(Interface dataset entries)

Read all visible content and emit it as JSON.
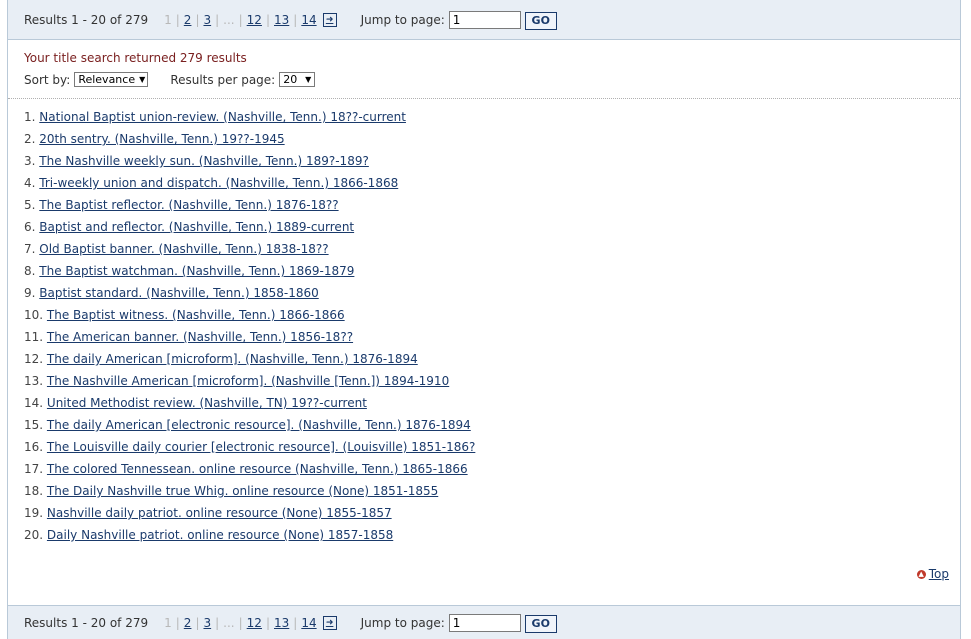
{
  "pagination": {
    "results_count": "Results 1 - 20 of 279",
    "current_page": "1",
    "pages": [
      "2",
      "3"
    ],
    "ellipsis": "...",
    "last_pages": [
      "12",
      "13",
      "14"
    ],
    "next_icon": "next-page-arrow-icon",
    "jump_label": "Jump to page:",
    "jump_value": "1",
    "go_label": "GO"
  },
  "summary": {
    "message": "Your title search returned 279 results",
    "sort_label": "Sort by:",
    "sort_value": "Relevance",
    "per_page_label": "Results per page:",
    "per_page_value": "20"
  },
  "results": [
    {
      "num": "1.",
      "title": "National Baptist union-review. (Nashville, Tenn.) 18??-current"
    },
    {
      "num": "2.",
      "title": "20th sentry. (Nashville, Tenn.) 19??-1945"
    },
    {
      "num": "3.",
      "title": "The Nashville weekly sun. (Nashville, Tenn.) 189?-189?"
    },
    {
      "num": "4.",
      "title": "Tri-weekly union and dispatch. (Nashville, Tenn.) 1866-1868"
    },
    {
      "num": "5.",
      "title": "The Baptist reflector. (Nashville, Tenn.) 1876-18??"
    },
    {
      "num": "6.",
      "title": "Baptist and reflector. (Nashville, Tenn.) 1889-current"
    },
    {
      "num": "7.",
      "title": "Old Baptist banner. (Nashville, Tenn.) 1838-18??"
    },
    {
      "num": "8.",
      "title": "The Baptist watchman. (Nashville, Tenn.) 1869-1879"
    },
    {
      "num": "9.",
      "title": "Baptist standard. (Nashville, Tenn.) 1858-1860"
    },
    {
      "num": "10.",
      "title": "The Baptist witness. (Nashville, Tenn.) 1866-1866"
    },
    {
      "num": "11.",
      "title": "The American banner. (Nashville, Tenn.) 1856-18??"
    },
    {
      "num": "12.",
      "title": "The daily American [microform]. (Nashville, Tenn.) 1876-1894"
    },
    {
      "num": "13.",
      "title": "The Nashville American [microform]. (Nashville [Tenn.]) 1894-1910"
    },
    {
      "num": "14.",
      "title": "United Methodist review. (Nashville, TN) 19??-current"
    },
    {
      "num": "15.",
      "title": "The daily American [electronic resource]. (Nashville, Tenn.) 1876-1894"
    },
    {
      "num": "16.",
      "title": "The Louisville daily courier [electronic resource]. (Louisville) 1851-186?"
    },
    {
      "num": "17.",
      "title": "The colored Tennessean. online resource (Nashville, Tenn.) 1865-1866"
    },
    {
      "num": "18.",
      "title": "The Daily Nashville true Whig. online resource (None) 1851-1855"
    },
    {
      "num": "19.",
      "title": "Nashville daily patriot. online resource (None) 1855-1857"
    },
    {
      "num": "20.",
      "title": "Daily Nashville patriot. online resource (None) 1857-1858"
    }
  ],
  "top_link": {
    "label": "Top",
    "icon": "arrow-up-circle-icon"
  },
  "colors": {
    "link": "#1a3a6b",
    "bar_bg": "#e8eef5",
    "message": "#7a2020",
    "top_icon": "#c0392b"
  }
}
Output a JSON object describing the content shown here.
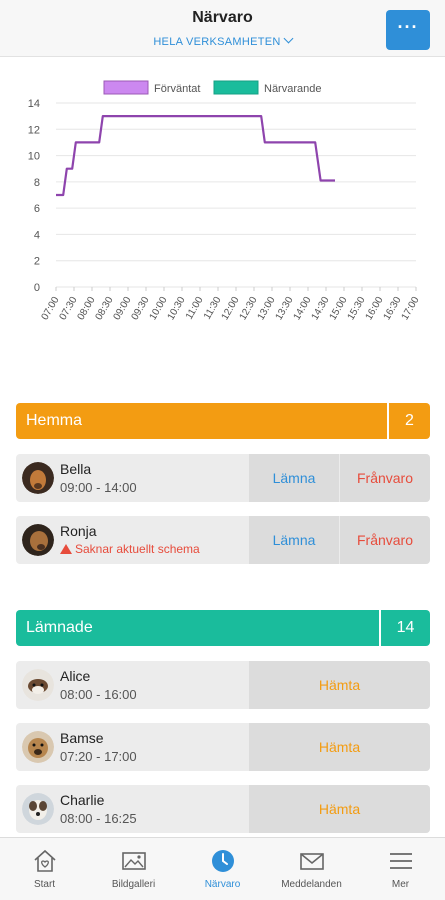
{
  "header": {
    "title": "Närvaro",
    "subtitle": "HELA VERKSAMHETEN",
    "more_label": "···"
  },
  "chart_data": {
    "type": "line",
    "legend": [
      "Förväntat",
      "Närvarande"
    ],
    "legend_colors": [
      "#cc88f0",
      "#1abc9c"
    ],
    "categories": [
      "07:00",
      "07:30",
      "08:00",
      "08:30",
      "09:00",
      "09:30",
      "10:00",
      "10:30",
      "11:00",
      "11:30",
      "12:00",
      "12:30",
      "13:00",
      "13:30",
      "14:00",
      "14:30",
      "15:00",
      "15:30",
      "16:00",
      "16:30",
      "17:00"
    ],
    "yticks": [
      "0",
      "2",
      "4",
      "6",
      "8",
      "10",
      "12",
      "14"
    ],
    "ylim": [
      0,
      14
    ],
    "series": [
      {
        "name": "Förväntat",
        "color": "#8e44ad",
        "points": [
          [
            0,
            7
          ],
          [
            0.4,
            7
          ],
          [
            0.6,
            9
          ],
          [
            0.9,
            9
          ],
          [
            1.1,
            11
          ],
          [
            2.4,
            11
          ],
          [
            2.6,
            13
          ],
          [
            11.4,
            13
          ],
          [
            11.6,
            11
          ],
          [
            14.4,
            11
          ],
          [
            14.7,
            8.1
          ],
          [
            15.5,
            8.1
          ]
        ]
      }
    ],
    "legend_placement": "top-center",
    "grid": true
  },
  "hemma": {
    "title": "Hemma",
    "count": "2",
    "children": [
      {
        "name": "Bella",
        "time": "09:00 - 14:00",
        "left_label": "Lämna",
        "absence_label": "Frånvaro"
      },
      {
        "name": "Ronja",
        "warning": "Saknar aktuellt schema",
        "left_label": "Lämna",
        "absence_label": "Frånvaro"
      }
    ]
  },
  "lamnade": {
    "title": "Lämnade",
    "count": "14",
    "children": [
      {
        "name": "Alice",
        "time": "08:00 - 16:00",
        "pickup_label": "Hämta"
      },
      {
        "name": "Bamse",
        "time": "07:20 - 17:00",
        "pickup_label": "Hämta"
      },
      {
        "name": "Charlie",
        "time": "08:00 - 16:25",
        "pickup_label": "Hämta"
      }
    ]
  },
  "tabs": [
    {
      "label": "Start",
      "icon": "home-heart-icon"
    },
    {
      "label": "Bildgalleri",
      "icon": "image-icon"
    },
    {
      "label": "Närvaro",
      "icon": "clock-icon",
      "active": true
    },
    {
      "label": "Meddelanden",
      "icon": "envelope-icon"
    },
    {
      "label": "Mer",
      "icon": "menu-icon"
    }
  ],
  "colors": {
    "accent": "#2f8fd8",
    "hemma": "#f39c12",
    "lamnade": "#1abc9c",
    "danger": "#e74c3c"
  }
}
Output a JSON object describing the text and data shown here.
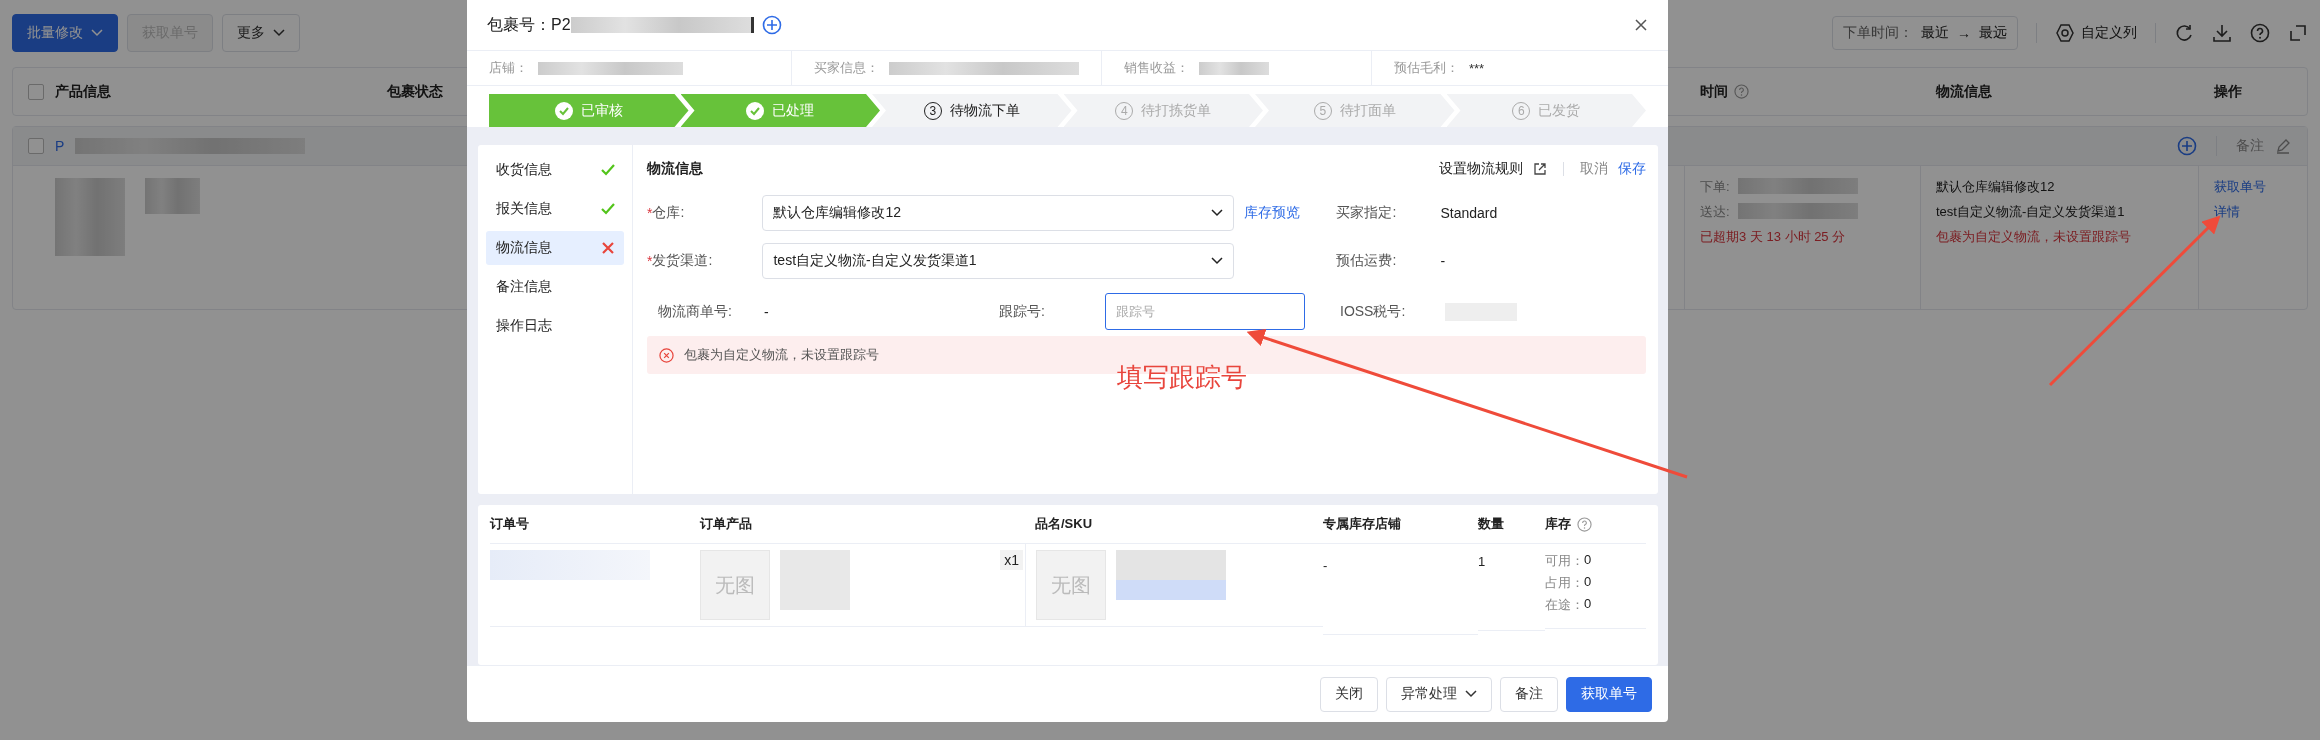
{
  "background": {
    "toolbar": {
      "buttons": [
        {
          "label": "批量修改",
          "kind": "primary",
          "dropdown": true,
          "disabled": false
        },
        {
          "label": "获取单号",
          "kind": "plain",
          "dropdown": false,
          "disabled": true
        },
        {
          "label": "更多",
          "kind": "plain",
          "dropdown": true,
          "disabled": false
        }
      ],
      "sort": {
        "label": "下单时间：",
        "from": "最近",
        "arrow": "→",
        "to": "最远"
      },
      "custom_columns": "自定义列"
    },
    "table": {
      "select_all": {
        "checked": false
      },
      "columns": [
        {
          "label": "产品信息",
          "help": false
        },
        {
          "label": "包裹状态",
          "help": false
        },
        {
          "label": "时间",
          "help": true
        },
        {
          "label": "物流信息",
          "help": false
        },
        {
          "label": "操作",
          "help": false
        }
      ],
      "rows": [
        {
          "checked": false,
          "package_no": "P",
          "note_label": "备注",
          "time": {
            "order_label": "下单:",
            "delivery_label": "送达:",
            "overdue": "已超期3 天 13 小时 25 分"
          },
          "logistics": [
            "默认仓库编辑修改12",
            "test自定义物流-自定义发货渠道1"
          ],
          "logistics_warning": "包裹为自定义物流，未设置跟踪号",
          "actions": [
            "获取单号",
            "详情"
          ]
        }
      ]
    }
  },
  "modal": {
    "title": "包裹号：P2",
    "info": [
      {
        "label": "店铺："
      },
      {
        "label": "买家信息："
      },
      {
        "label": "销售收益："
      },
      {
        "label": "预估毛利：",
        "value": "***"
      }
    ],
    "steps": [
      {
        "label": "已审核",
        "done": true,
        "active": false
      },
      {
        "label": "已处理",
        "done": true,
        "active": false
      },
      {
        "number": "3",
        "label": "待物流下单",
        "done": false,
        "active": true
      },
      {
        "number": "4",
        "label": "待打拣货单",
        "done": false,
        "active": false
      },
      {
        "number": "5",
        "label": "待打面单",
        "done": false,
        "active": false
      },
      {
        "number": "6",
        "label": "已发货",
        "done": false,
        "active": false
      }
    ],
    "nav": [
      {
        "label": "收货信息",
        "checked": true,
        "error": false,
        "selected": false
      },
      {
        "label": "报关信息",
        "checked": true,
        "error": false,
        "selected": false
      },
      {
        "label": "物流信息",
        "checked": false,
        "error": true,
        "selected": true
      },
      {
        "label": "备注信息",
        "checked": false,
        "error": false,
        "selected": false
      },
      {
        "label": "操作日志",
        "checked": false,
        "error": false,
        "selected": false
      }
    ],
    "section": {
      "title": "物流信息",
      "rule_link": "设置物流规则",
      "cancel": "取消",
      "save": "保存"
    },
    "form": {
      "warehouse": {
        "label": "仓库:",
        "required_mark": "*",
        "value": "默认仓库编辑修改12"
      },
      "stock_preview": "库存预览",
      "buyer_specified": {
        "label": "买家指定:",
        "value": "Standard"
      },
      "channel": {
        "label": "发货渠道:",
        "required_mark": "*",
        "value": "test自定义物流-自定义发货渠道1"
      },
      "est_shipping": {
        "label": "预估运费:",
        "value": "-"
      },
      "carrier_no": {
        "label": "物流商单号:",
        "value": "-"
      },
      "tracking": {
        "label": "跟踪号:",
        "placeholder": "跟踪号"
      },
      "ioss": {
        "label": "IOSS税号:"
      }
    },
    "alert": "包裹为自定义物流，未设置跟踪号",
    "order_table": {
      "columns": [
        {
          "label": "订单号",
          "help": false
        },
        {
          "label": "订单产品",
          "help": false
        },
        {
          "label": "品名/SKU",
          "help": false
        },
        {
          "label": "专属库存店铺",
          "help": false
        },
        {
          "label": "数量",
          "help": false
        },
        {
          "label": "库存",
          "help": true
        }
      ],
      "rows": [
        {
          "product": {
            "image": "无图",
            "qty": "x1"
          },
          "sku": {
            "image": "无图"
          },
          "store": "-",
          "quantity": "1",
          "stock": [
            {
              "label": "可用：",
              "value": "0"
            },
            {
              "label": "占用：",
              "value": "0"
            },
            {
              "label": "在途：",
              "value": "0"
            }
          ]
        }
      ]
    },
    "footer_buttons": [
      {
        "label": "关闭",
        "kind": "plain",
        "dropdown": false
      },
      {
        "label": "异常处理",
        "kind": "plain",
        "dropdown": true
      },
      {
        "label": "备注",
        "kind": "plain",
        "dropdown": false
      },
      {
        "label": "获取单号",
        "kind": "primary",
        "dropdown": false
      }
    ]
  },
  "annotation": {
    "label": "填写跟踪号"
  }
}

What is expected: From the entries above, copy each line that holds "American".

Exercise output:
      "title": "The American banner. (Nashville, Tenn.) 1856-18??"
      "title": "The daily American [microform]. (Nashville, Tenn.) 1876-1894"
      "title": "The Nashville American [microform]. (Nashville [Tenn.]) 1894-1910"
      "title": "The daily American [electronic resource]. (Nashville, Tenn.) 1876-1894"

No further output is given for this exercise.